Date of this Version
A resource flock of 362 F2 lambs provided phenotypic and genotypic data to estimate effects of callipyge ( CLPG) genotypes (NN, NC, CN, and CC) on meat quality traits. The mutant allele is represented as C, the normal allele(s) as N, and the paternal allele of a genotype is given first. Lambs of each genotype born in 1994 and 1995 were serially slaughtered in six groups at 3-wk intervals starting at 23 wk of age. Warner-Bratzler shear force and subjective evaluation of marbling were collected during both years from longissimus. Calpastatin activity was measured on longissimus from the 1994 group, and ELISA quantification of calpastatin protein was obtained from the 1995 group. Significant additive and paternal polar overdominance effects on meat quality traits were detected. This is in contrast to previous research that detected only polar overdominance effects on slaughter and carcass traits in this population. The magnitude of genotypic effects on shear force differed significantly between years; however, additive ( P < .01), paternal polar overdominance ( P < .001), and maternal dominance ( P < .01) effects adjusted for variation in carcass weight were detected within each year. Shear force data adjusted to the mean slaughter age or carcass weight indicated that the means and variances of CN and CC genotypes were greater than values of NC and NN. Shear force values were greatest for CN and were intermediate for CC. The difference in shear force (adjusted for variation in slaughter age) between homozygous genotypes (additive effect) was supported by calpastatin activity data with 2-df F-tests of 3.66 ( P < .05) and 11.84 ( P < .001) at d 0 and 7 postmortem, respectively.

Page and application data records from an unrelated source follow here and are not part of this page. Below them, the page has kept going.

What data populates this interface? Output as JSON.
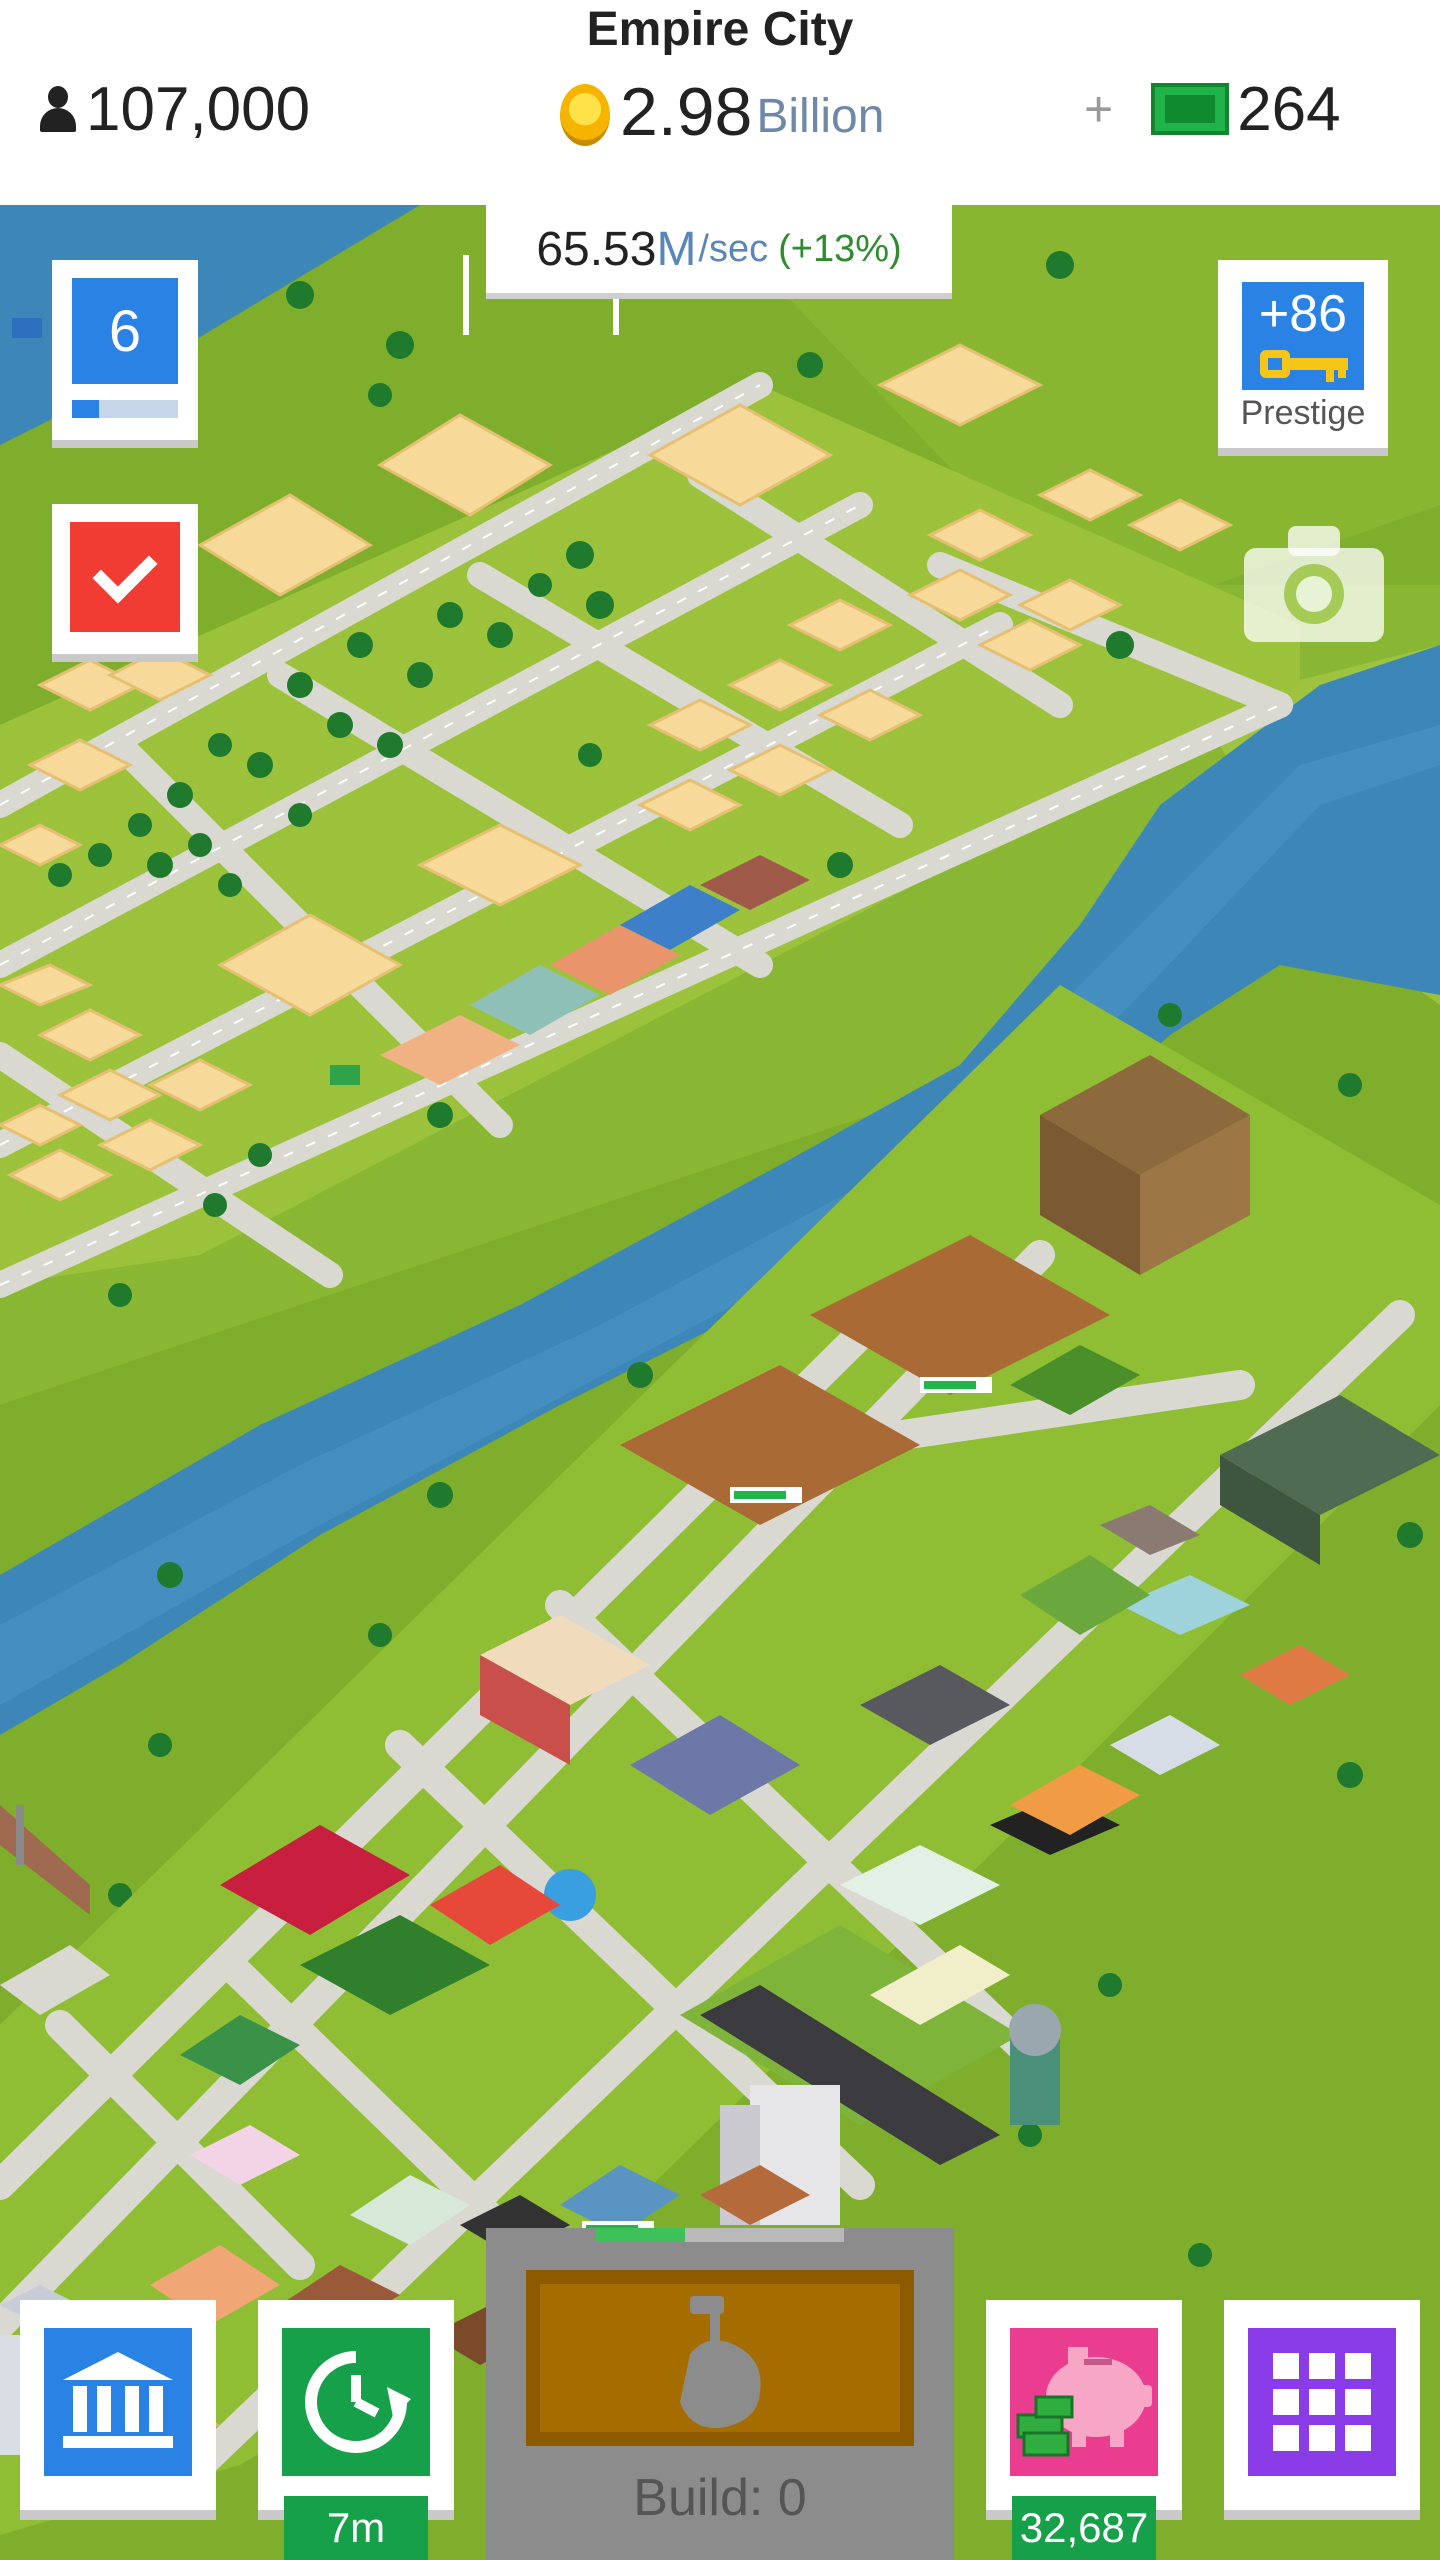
{
  "header": {
    "city_name": "Empire City",
    "population": "107,000",
    "money_value": "2.98",
    "money_unit": "Billion",
    "plus_sign": "+",
    "cash_value": "264"
  },
  "income": {
    "value": "65.53",
    "unit": "M",
    "suffix": "/sec",
    "bonus": "(+13%)"
  },
  "level": {
    "number": "6",
    "progress": 0.25
  },
  "prestige": {
    "value": "+86",
    "label": "Prestige"
  },
  "bottom": {
    "timer_label": "7m",
    "piggy_label": "32,687",
    "build_label": "Build: 0",
    "build_progress": 0.36
  },
  "icons": {
    "population": "person-icon",
    "money": "coin-icon",
    "cash": "cash-icon",
    "tasks": "check-icon",
    "prestige": "key-icon",
    "camera": "camera-icon",
    "bank": "bank-icon",
    "timer": "clock-refresh-icon",
    "build": "hammer-hand-icon",
    "piggy": "piggy-bank-icon",
    "menu": "grid-icon"
  },
  "colors": {
    "grass": "#7fae2c",
    "river": "#3d86b8",
    "road": "#d9d9d2",
    "lot": "#f7d99a",
    "blue_accent": "#2a82e4",
    "green_accent": "#16a04a",
    "red_accent": "#f03c32",
    "purple_accent": "#8a3ce6"
  }
}
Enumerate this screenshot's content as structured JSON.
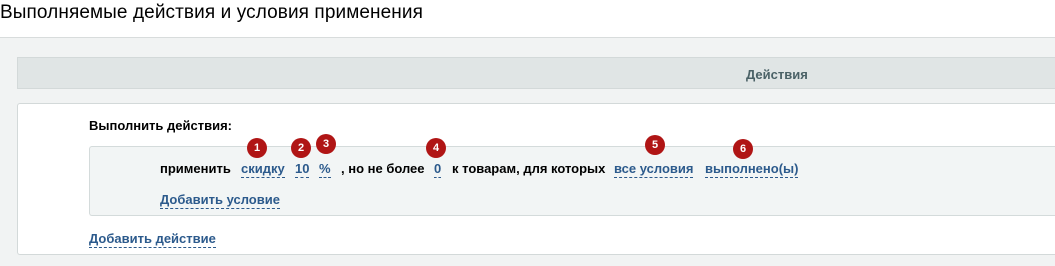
{
  "page": {
    "title": "Выполняемые действия и условия применения"
  },
  "section": {
    "header": "Действия"
  },
  "rule": {
    "execute_label": "Выполнить действия:",
    "action": {
      "apply_text": "применить",
      "discount_type": "скидку",
      "value": "10",
      "unit": "%",
      "but_not_more_text": ", но не более",
      "max_value": "0",
      "for_goods_text": "к товарам, для которых",
      "condition_mode": "все условия",
      "condition_state": "выполнено(ы)",
      "add_condition": "Добавить условие"
    },
    "add_action": "Добавить действие"
  },
  "badges": [
    "1",
    "2",
    "3",
    "4",
    "5",
    "6"
  ],
  "colors": {
    "badge": "#b01515",
    "link": "#2c5a8c",
    "header_text": "#4b6267"
  }
}
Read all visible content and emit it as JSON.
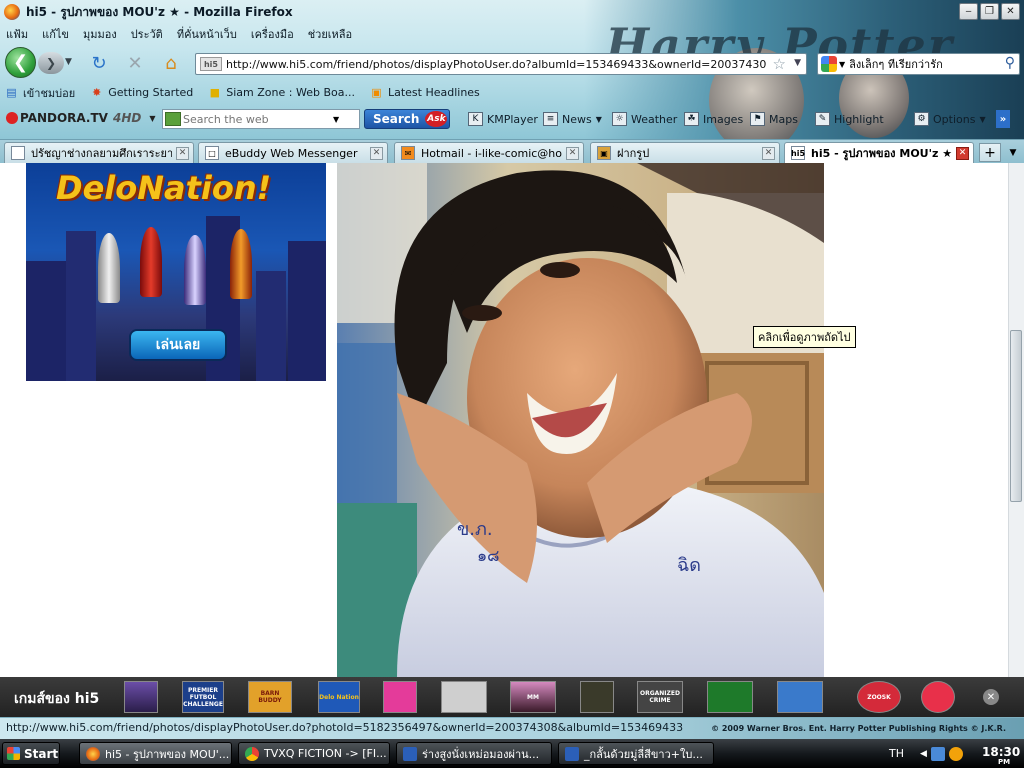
{
  "window": {
    "title": "hi5 - รูปภาพของ MOU'z ★ - Mozilla Firefox"
  },
  "menu": [
    "แฟ้ม",
    "แก้ไข",
    "มุมมอง",
    "ประวัติ",
    "ที่คั่นหน้าเว็บ",
    "เครื่องมือ",
    "ช่วยเหลือ"
  ],
  "nav": {
    "url": "http://www.hi5.com/friend/photos/displayPhotoUser.do?albumId=153469433&ownerId=200374308&photoId=5",
    "search_value": "ลิงเล็กๆ ที่เรียกว่ารัก",
    "site_badge": "hi5"
  },
  "bookmarks": [
    "เข้าชมบ่อย",
    "Getting Started",
    "Siam Zone : Web Boa...",
    "Latest Headlines"
  ],
  "toolbar2": {
    "brand": "PANDORA.TV",
    "brand_suffix": "4HD",
    "search_placeholder": "Search the web",
    "search_button": "Search",
    "ask_logo": "Ask",
    "items": [
      "KMPlayer",
      "News",
      "Weather",
      "Images",
      "Maps",
      "Highlight",
      "Options"
    ]
  },
  "theme": {
    "title": "Harry Potter"
  },
  "tabs": [
    {
      "label": "ปรัชญาช่างกลยามศึกเราระยา...",
      "active": false
    },
    {
      "label": "eBuddy Web Messenger",
      "active": false
    },
    {
      "label": "Hotmail - i-like-comic@hotm...",
      "active": false
    },
    {
      "label": "ฝากรูป",
      "active": false
    },
    {
      "label": "hi5 - รูปภาพของ MOU'z ★",
      "active": true
    }
  ],
  "page": {
    "ad_logo": "DeloNation!",
    "ad_button": "เล่นเลย",
    "tooltip": "คลิกเพื่อดูภาพถัดไป",
    "shirt_text_left": "ข.ภ.",
    "shirt_text_left2": "๑๘",
    "shirt_text_right": "ฉิด"
  },
  "games_bar": {
    "title": "เกมส์ของ hi5",
    "games": [
      "",
      "PREMIER FUTBOL CHALLENGE",
      "BARN BUDDY",
      "Delo Nation",
      "",
      "",
      "MM",
      "",
      "ORGANIZED CRIME",
      "",
      "",
      "ZOOSK",
      ""
    ]
  },
  "status": {
    "url": "http://www.hi5.com/friend/photos/displayPhotoUser.do?photoId=5182356497&ownerId=200374308&albumId=153469433",
    "copyright": "© 2009 Warner Bros. Ent. Harry Potter Publishing Rights © J.K.R."
  },
  "taskbar": {
    "start": "Start",
    "tasks": [
      {
        "label": "hi5 - รูปภาพของ MOU'...",
        "active": true
      },
      {
        "label": "TVXQ FICTION -> [FI...",
        "active": false
      },
      {
        "label": "ร่างสูงนั่งเหม่อมองผ่าน...",
        "active": false
      },
      {
        "label": "_กลั้นด้วยมู่ลี่สีขาว+ใบ...",
        "active": false
      }
    ],
    "lang": "TH",
    "clock": "18:30",
    "ampm": "PM"
  },
  "colors": {
    "chrome_gradient_top": "#dbeff3",
    "chrome_gradient_bottom": "#7fbdcf",
    "games_bar": "#2b2b2b",
    "taskbar": "#15191d",
    "tooltip_bg": "#ffffe1"
  }
}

Corresponding values for the paternal polar overdominance effects on calpastatin activity were 53.80 ( P < .001) and 87.43 ( P < .001). Calpastatin ELISA data (d 0, adjusted for slaughter age) exhibited a paternal polar overdominance effect exclusively with a 2-df F-test of 57.63 ( P < .001). Additive and paternal polar overdominance effects on marbling adjusted for slaughter age had F-tests of 6.41 ( P < .01) and 93.29 ( P < .001), respectively. Consequences of increased longissimus shear force must be addressed if the advantages of CN lambs for dressing percentage and carcass composition are to be realized. Further research is needed to establish whether selection targeted at changing the background genome can mitigate the negative effects of the C allele on meat tenderness.